It’s been a jam-packed first day in-country, but I really couldn’t have asked for a better one. Everyone has been so nice and welcoming, my hotel is perfectly comfortable (I’m staying here rather than in the dormitory with the other Field Consultants simply because of lack of space – but honestly having some space to myself on my first night is pretty nice), I surprised myself with how much of my Spanish I’m recalling after not using it much since leaving Madrid last May, and I already feel like a part of the CE Solutions team (though of course, I still have much to learn). One important lesson learned today, though – never again will I pack my raincoat at the bottom of my suitcase when traveling to Guatemala during rainy season!
A few days ago, a young Mayan girl tried to sell me a bracelet on Skype. I was in the middle of a Skype training with Michelle, the current CE Solutions Field Consultant in Solola, when she wandered into the cafe where Michelle was sitting and took it upon herself to join in on our Skype conversation. I told her that the bracelet was very beautiful, but that I live very far away…and she said (very seriously) that my friend should just buy it for me and send it to me later.

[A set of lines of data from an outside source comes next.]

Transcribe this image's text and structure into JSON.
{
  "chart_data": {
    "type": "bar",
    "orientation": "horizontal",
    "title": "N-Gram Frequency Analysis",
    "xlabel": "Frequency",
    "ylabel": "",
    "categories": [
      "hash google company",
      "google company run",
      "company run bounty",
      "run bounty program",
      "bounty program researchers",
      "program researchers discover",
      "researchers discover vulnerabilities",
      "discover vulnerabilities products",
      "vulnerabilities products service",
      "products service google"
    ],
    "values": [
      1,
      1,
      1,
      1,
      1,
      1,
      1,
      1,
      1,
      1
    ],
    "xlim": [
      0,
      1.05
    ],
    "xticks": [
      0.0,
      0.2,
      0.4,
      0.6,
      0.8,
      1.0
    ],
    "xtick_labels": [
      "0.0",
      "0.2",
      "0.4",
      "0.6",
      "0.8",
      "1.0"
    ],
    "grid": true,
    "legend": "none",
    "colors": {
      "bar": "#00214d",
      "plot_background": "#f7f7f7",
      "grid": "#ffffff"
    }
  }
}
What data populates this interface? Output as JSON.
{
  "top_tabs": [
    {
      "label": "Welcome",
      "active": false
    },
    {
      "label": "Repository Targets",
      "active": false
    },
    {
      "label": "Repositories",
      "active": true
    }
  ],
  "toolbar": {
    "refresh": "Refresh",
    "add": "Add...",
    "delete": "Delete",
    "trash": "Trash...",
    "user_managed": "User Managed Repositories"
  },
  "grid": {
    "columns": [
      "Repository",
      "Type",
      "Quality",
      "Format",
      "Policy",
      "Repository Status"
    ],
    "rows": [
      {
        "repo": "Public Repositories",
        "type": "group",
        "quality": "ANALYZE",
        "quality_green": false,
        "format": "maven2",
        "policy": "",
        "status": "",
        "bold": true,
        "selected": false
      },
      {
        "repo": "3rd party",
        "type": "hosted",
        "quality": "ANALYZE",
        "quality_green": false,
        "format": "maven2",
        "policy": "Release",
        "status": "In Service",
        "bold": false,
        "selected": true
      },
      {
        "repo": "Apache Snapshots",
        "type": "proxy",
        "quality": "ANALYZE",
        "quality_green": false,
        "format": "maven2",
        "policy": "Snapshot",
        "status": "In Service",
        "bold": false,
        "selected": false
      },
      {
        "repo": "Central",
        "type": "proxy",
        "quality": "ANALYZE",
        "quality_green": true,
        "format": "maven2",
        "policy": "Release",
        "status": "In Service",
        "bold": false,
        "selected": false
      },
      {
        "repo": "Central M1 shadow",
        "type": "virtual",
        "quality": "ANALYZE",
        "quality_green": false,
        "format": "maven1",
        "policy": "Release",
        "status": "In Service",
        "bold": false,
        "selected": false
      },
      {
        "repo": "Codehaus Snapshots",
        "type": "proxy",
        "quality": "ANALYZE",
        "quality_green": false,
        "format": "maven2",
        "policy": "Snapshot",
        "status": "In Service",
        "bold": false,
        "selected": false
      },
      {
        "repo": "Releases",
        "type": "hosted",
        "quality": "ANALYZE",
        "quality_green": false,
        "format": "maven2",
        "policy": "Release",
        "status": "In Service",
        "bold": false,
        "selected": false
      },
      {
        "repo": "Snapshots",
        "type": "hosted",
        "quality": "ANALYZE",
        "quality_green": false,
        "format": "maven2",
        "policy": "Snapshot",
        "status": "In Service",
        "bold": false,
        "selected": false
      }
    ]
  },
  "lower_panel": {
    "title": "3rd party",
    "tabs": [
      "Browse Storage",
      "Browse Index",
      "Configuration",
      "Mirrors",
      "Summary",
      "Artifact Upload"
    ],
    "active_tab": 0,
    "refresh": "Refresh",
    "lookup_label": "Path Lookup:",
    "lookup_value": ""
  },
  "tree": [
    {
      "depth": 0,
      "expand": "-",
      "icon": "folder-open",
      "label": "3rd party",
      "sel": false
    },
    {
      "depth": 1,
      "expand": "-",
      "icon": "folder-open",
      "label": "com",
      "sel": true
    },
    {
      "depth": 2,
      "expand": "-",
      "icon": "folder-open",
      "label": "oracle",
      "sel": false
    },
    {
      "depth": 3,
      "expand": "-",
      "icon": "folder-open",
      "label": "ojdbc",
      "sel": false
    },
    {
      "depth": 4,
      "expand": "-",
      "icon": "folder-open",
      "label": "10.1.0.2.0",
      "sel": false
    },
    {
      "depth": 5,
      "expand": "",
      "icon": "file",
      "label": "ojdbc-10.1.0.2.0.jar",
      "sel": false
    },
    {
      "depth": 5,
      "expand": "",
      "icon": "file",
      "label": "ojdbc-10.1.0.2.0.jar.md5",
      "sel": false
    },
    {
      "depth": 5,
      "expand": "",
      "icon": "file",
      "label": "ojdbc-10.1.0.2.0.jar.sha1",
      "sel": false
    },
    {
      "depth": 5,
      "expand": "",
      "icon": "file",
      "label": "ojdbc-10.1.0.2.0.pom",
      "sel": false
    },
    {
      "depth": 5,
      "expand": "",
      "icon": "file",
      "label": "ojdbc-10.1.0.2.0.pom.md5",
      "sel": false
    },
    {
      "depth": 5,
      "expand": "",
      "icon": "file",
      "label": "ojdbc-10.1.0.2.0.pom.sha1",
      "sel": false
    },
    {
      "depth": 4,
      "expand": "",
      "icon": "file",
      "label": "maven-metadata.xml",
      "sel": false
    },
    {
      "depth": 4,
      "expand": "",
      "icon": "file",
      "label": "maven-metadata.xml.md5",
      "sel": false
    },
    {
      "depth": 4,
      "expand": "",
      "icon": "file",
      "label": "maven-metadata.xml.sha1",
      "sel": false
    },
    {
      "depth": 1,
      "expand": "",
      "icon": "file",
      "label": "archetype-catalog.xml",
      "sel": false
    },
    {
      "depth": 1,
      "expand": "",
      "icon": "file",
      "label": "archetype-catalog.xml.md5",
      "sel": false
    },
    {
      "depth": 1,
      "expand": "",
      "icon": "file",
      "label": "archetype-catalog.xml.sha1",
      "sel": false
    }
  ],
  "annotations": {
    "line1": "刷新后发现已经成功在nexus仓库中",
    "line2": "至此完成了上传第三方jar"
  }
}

It’s hard to believe how quickly my start date is approaching! But lots to do between now and May 28th, including finishing up my last month or so of school and graduating…! Last week, I went home for a few days to catch up with family and start to gather things I’m going to need. I went to see if I need any new vaccinations and found out that I’ve pretty much already covered all the bases from my previous trips. Glad I was able to avoid more shots! I also had some fun at REI and bought sweet new hiking boots and some other travel goodies but really, there’s not much I have to buy! I’m actually looking forward to minimizing, both in clothing and possessions and in lifestyle, since I know from my previous time there that day-to-day life in Pana is pretty simplistic – but wonderful!
I also just received a copy of my tentative summer schedule – since the Social Entrepreneurship Corps interns are actually arriving a few weeks before me to start their orientation, I’m really going to have to hit the ground running.